Have you ever started a first draft and gotten stuck revising (and revising…and revising…) 30 pages in? This post is for you—and it’s for me.
Hi, I’m Kathryn, and I sometimes have a problem with my Inner Editor.
A little background: When I started seriously trying to write a book, I was coming out of several years as a full-time magazine writer and editor. I still write articles and press releases and take on copyediting jobs in a freelance capacity. For short-form writing (and obviously for copyediting), my Inner Editor is a huge asset. It (she?) helps me quickly turn out polished, professional prose. But writing books is, well, another story.
I worked on my first novel through most of grad school, and because I didn’t really know any other way to write, I approached the drafting process in small chunks. I’d polish and polish each chapter or section, and only when I was completely happy with it would I move on. (The writing workshop structure didn’t help in this regard, since I had to submit 20ish pages every few weeks.) It’s not that I wasn’t making forward progress. I was! I was actually writing a book! But wow, was I drafting slowly. Not to mention the fact that I got to the climactic scene near the end only to realize—whoops!—I didn’t have a bad guy. And this was the kind of book that required a bad guy.
I’d spent so much time on the individual trees that I’d lost track of the forest.
Fast forward a few years (and a few revisions and querying cycles with that manuscript). When I started my next book—the one that’s being published next year—I took a different approach from the get-go. I wanted to draft fast. I wanted a sense of urgency and momentum in the plot from Draft One, even knowing that I’d have holes and character inconsistencies and yeah, probably some terrible sentences and clunky dialogue. I started writing in May 2012 and had a finished draft by the end of July. It was a mess—but I was so proud. (And then the real work began…but that’s another conversation for another post!)
How did I pull it off?
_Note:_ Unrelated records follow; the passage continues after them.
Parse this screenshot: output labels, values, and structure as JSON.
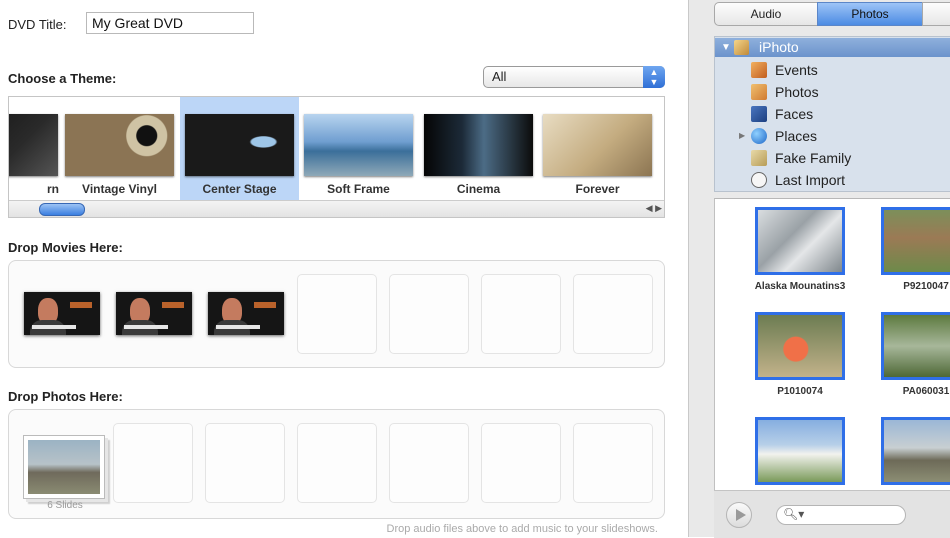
{
  "dvd": {
    "title_label": "DVD Title:",
    "title_value": "My Great DVD"
  },
  "theme": {
    "header": "Choose a Theme:",
    "filter_value": "All",
    "items": [
      {
        "label": "rn",
        "selected": false
      },
      {
        "label": "Vintage Vinyl",
        "selected": false
      },
      {
        "label": "Center Stage",
        "selected": true
      },
      {
        "label": "Soft Frame",
        "selected": false
      },
      {
        "label": "Cinema",
        "selected": false
      },
      {
        "label": "Forever",
        "selected": false
      }
    ]
  },
  "movies": {
    "header": "Drop Movies Here:",
    "count": 3
  },
  "photos": {
    "header": "Drop Photos Here:",
    "slides_label": "6 Slides"
  },
  "hint": "Drop audio files above to add music to your slideshows.",
  "media": {
    "tabs": [
      {
        "label": "Audio",
        "active": false
      },
      {
        "label": "Photos",
        "active": true
      },
      {
        "label": "",
        "active": false
      }
    ],
    "sources": {
      "root": "iPhoto",
      "items": [
        "Events",
        "Photos",
        "Faces",
        "Places",
        "Fake Family",
        "Last Import"
      ]
    },
    "photos": [
      "Alaska Mounatins3",
      "P9210047",
      "P1010074",
      "PA060031",
      "",
      ""
    ]
  },
  "icons": {
    "play": "play-icon",
    "search": "search-icon",
    "disclosure": "triangle-down-icon",
    "scroll_left": "arrow-left-icon",
    "scroll_right": "arrow-right-icon"
  },
  "colors": {
    "selection": "#bcd6f7",
    "accent": "#2f6fe8",
    "source_bg": "#d8e1ec"
  }
}
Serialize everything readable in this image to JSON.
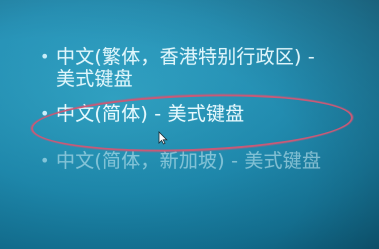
{
  "languages": [
    {
      "label": "中文(繁体，香港特别行政区) - 美式键盘",
      "bullet": "•"
    },
    {
      "label": "中文(简体) - 美式键盘",
      "bullet": "•"
    },
    {
      "label": "中文(简体，新加坡) - 美式键盘",
      "bullet": "•"
    }
  ],
  "colors": {
    "background": "#1c8fb6",
    "text": "#e9fbff",
    "highlight": "#c85a77"
  },
  "icons": {
    "cursor": "mouse-pointer-icon"
  }
}
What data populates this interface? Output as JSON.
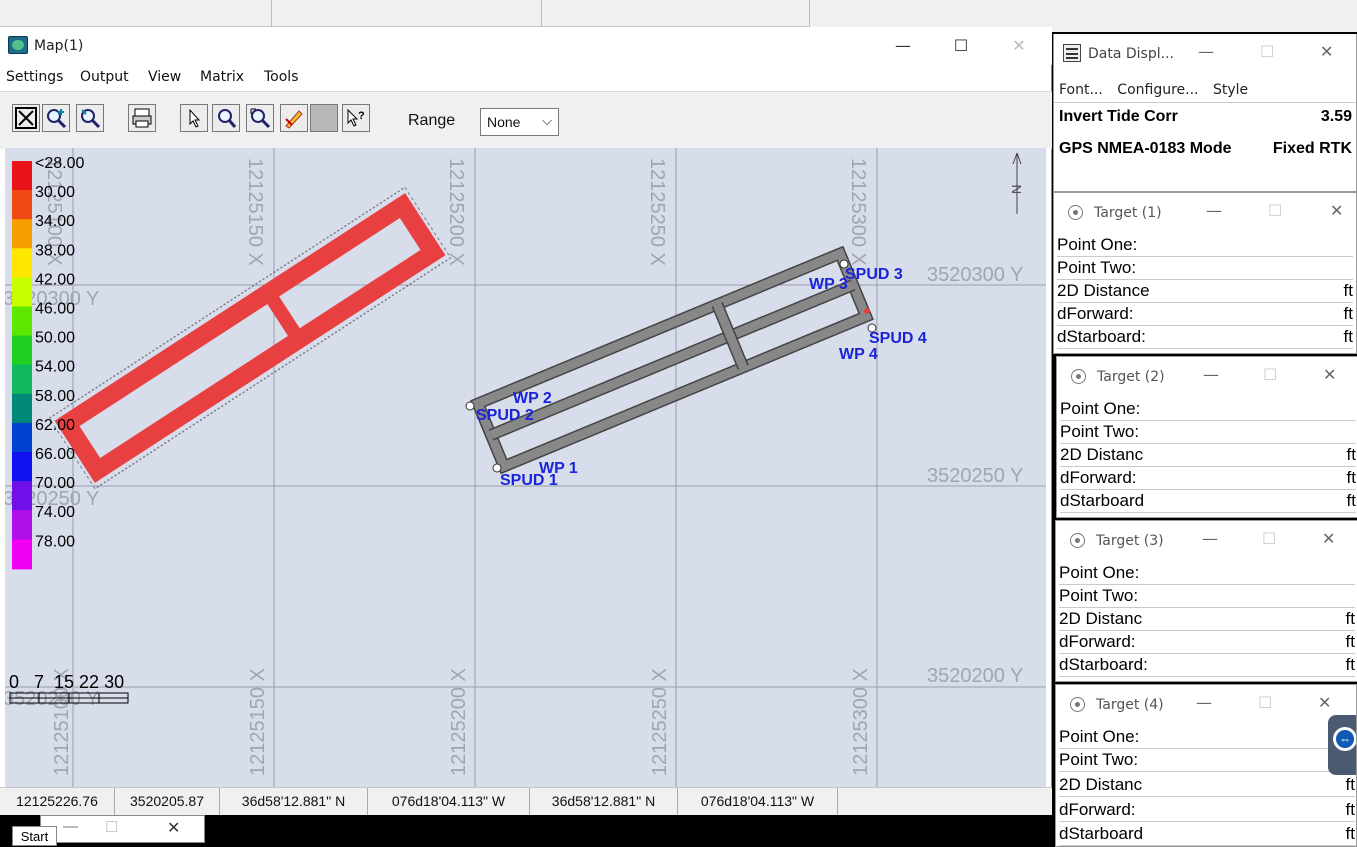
{
  "map_window": {
    "title": "Map(1)",
    "menu": [
      "Settings",
      "Output",
      "View",
      "Matrix",
      "Tools"
    ],
    "range_label": "Range",
    "range_value": "None",
    "grid_x_labels": [
      "12125150 X",
      "12125200 X",
      "12125250 X",
      "12125300 X",
      "12125100 X"
    ],
    "grid_y_labels": [
      "3520300 Y",
      "3520250 Y",
      "3520200 Y"
    ],
    "north_label": "N",
    "legend": [
      "<28.00",
      "30.00",
      "34.00",
      "38.00",
      "42.00",
      "46.00",
      "50.00",
      "54.00",
      "58.00",
      "62.00",
      "66.00",
      "70.00",
      "74.00",
      "78.00"
    ],
    "legend_colors": [
      "#e8141a",
      "#f04a14",
      "#f5a000",
      "#ffe800",
      "#c8ff00",
      "#5ee800",
      "#20d020",
      "#10b860",
      "#008878",
      "#0040d0",
      "#1010f0",
      "#7010e8",
      "#b010e8",
      "#f000f0"
    ],
    "scale_bar_label": "0   7  15 22 30",
    "markers": [
      "SPUD 3",
      "WP 3",
      "SPUD 4",
      "WP 4",
      "WP 2",
      "SPUD 2",
      "WP 1",
      "SPUD 1"
    ],
    "status": [
      "12125226.76",
      "3520205.87",
      "36d58'12.881\" N",
      "076d18'04.113\" W",
      "36d58'12.881\" N",
      "076d18'04.113\" W"
    ]
  },
  "data_display": {
    "title": "Data Displ...",
    "menu": [
      "Font...",
      "Configure...",
      "Style"
    ],
    "rows": [
      {
        "label": "Invert Tide Corr",
        "value": "3.59"
      },
      {
        "label": "GPS NMEA-0183 Mode",
        "value": "Fixed RTK"
      }
    ]
  },
  "targets": [
    {
      "title": "Target (1)",
      "rows": [
        {
          "label": "Point One:",
          "unit": ""
        },
        {
          "label": "Point Two:",
          "unit": ""
        },
        {
          "label": "2D Distance",
          "unit": "ft"
        },
        {
          "label": "dForward:",
          "unit": "ft"
        },
        {
          "label": "dStarboard:",
          "unit": "ft"
        }
      ]
    },
    {
      "title": "Target (2)",
      "rows": [
        {
          "label": "Point One:",
          "unit": ""
        },
        {
          "label": "Point Two:",
          "unit": ""
        },
        {
          "label": "2D Distanc",
          "unit": "ft"
        },
        {
          "label": "dForward:",
          "unit": "ft"
        },
        {
          "label": "dStarboard",
          "unit": "ft"
        }
      ]
    },
    {
      "title": "Target (3)",
      "rows": [
        {
          "label": "Point One:",
          "unit": ""
        },
        {
          "label": "Point Two:",
          "unit": ""
        },
        {
          "label": "2D Distanc",
          "unit": "ft"
        },
        {
          "label": "dForward:",
          "unit": "ft"
        },
        {
          "label": "dStarboard:",
          "unit": "ft"
        }
      ]
    },
    {
      "title": "Target (4)",
      "rows": [
        {
          "label": "Point One:",
          "unit": ""
        },
        {
          "label": "Point Two:",
          "unit": ""
        },
        {
          "label": "2D Distanc",
          "unit": "ft"
        },
        {
          "label": "dForward:",
          "unit": "ft"
        },
        {
          "label": "dStarboard",
          "unit": "ft"
        }
      ]
    }
  ],
  "taskbar": {
    "start": "Start"
  },
  "icons": [
    "map-app-icon",
    "zoom-extents-icon",
    "zoom-in-icon",
    "zoom-out-icon",
    "print-icon",
    "pointer-icon",
    "zoom-window-icon",
    "pan-icon",
    "edit-icon",
    "help-pointer-icon",
    "data-display-icon",
    "target-icon"
  ]
}
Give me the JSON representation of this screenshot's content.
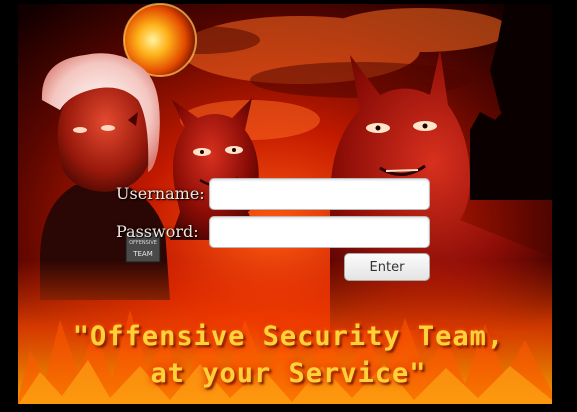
{
  "login": {
    "username_label": "Username:",
    "password_label": "Password:",
    "username_value": "",
    "password_value": "",
    "enter_label": "Enter"
  },
  "slogan": {
    "line1": "\"Offensive Security Team,",
    "line2": "at your Service\""
  },
  "badge": {
    "text_top": "OFFENSIVE",
    "text_bottom": "TEAM"
  },
  "colors": {
    "background": "#000000",
    "flame_red": "#c41a00",
    "slogan_yellow": "#ffd23a"
  }
}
A big piece of the puzzle was quieting that Inner Editor that wanted everything to be perfect before I moved on. Here are some Inner Editor–quieting** tactics that worked for me. Maybe they'll work for you, if you'll be drafting during our Spring Writing Bootcamp! (More on that HERE.)
**Note: “Quiet,” not “kill”—I don’t advocate violence toward your Inner Editor! You need him/her!
Read Back to Write Forward
I try to start each writing session by reading over the last few pages I wrote. Reading—not editing. (Or trying not to…) That puts me in the right headspace to move forward. Not only does knowing where I am help me know what I need to write next, rereading what’s there also lets me jump into the voice and writing style more smoothly than if I just sat down and started hammering away at my keyboard. The more “in” the story I am, the less likely I am to get caught up tinkering on the sentence level.
Make Notes, Not Edits
Obviously, as you write forward and continue to solidify the plot/characters in your head, you’ll realize that changes need to be made to what you’ve already done. But do you have to make those changes now? Sometimes you do; writing out a new scene to reflect a change can be just what you need to move forward. But in other cases, you can give yourself and your Inner Editor peace of mind by simply going back and adding a note. My early drafts are peppered with comments to deal with later. “Why exactly is she mad at him in this scene?” (I know they have to fight; I’ve written the fight; I’ll figure out the motivation later.) “From this page on, she plays tennis, not soccer.” (I can change all prior mentions of my character being a soccer player in Draft 2.) “Does anyone still use this word?” (My Inner Editor has a friend, the Inner Researcher, who would rather spend hours looking up minutiae online than write the scene with a placeholder.)
What I keep telling myself in this phase is, it’s not that I’m ignoring the problems. I’m acknowledging them, jotting down a detailed reminder or question to myself, and then going back to today’s task: writing forward.
Let It Go—For Now
This is hard, because this is the mental part of the equation: realizing that it’s okay for your draft to be messy, or inconsistent, to just plain suck. I don’t like rereading something I wrote, even in a first draft, and feeling like it’s not good. I doubt anyone does. Sometimes it's a struggle to trust that I'll be able to fix problems down the road. So I have to turn to other writers for inspiration:
"If I waited for perfection, I would never write a word."
"Almost all good writing begins with terrible first efforts.
You need to start somewhere."
"You might not write well every day, but you can always edit a bad page.
You can't edit a blank page."
And, because I can't resist leaving this here:
Are you a champion first-drafter? What do you do to keep your Inner Editor at bay? Share your suggestions in the comments!